Meet gun sucker Bleach Pastiche, burglar extraordinaire Billy Panacea, molecule thief Jesse Downtime, conman-cum-lawyer Harpoon Specter, and Brute Parker, owner of the all-night gun shop. The Delayed Reaction Bar, case-law as neurosis, world-class lethargy, Specter's early career, the glamour of surveillance, Blince's doughnut theory, Leon Wardial, quantifiable bad luck, gun fetishism, Stressworld, Auto-Rhino - all these glories of Beerlight's early years are laid out in The Crime Studio.
PRAISE FOR THE CRIME STUDIO
'Comicbook imagery mingles with a noiriste's worst nightmare in this distressingly brilliant debut.'
'Aylett writes like a man possessed of comic demons.'
'Hip, cool and eloquent'
'Aylett's prose is like poetry'
'The most original and most-consciousness altering living writer in the English language, not to mention one of the funniest'
'Aylett is one of the great eccentrics of British genre fiction'
'Very funny and eminently readable'
'Make no mistake, Aylett knows his stuff'
'Aylett hurls puns, allusions, and sarcastic asides with postmodern panache … He is warped and perversely funny'

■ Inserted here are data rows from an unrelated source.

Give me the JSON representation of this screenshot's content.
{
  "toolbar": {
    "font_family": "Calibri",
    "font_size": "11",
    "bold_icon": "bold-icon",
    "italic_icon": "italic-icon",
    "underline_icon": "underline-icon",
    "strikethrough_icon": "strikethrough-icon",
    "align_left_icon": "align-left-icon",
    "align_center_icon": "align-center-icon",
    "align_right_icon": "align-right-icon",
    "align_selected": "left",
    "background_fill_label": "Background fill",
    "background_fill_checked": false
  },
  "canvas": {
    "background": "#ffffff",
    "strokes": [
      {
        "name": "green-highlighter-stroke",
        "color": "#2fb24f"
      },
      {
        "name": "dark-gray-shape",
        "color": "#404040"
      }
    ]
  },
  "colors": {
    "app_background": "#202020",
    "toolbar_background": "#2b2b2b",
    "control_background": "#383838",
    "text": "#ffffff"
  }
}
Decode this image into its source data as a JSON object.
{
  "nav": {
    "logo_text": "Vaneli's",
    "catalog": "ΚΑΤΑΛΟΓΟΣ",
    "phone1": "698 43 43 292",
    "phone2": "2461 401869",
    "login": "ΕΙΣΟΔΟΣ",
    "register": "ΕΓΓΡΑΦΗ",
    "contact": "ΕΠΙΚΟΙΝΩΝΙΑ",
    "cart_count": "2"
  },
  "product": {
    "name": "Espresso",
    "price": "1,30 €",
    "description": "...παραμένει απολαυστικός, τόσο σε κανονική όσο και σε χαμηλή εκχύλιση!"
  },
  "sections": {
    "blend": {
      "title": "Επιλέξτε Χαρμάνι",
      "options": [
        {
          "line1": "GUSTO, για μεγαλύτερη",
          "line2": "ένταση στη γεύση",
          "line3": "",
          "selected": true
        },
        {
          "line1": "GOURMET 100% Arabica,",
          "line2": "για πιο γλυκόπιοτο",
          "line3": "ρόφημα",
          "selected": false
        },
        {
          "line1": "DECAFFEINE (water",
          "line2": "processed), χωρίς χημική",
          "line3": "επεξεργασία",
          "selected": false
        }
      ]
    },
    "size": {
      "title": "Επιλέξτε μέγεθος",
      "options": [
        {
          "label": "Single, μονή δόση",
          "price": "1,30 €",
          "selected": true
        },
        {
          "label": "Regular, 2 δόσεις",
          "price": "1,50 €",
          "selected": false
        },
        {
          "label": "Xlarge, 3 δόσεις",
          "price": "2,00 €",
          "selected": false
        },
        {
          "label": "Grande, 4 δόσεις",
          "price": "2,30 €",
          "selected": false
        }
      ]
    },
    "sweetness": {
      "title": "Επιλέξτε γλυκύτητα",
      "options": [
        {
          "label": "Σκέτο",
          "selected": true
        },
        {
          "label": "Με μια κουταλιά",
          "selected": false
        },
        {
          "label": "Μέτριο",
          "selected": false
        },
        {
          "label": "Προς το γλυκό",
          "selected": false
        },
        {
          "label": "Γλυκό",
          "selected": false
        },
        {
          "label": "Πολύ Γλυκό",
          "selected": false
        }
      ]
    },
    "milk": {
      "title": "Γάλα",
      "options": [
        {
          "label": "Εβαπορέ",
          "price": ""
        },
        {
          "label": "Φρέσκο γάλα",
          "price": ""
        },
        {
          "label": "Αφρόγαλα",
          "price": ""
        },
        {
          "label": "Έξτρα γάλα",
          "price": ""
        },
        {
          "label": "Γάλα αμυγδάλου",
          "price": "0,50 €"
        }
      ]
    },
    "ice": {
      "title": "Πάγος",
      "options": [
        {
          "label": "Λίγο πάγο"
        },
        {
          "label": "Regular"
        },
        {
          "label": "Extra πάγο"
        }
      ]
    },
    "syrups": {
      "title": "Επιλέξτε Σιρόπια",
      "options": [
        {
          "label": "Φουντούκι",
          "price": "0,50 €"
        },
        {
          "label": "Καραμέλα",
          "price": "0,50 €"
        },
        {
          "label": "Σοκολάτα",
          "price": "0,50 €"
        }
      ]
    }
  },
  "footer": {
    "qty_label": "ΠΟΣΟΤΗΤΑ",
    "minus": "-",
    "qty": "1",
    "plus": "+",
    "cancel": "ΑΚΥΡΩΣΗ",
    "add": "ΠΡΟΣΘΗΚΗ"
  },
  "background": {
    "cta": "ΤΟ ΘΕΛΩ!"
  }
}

Washington Post Book World
'With half a dozen others, hacking away at sacred trees, British accent and buckskin fringe blowing in the breeze, he's blazed a unique trail into the contemporary urban forest.'
'Hilarious and horrifying dismemberment of the urban hardboiled style. Beerlight is a scary suburb located at the exact mid-point between then and now, between Mare Street and Main Street, where no-goods, no-hopers and ne'er-do-wells do not hesitate to pump each other full of holes or drugs. Practitioners of street mime are subject to particularly gruesome atrocitites. Comic-book imagery – like Jim Steranko on steroids – mingles with a noiriste's worst nightmare in this distressingly brilliant debut'
'Steve Aylett's The Crime Studio is a clutch of spoof linked tales set in a post-apocalyptic, morally-inverted, gun-crazy, amyl nitrate-ventilated American city called Beerlight, where crime is the only going concern. The noirness of Beerlight owes something to Brecht's Mahagonny, but then Aylett seems to have rummaged through the works of many, including Damon Runyon, Mickey Spillane and Tank Girl, and stolen with abandon – although not without effect. Sometimes Aylett is as funn and as good with a pen ('a guy whose face resembled something glimpsed through the porthole of a bathysphere') as he thinks he is, while the cartoon criminal denizens get more and more stand-up. The book has cult status written all over it.'
'Beerlight is a city of the future. An urban streetscape peopled entirely by criminals, psucholtics and idiot savants; Brute Parker, owner of the all-nite gun shop, Billy Panacea, burglar extraordinaire, Sally the Gat who shoots someone “at such close range the cops drew a chalk body-outline on the ceiling” … An allegorical comic strip veined with mutant metaphors and amphetamine-crazed one-liners, Aylett's miniaturist polyglutted novel is immoral, indecent and wears its colours of Political Incorrectness like a bullet-riddled flag … Aylett is as smart as he thinks he is. Which is pretty scary.'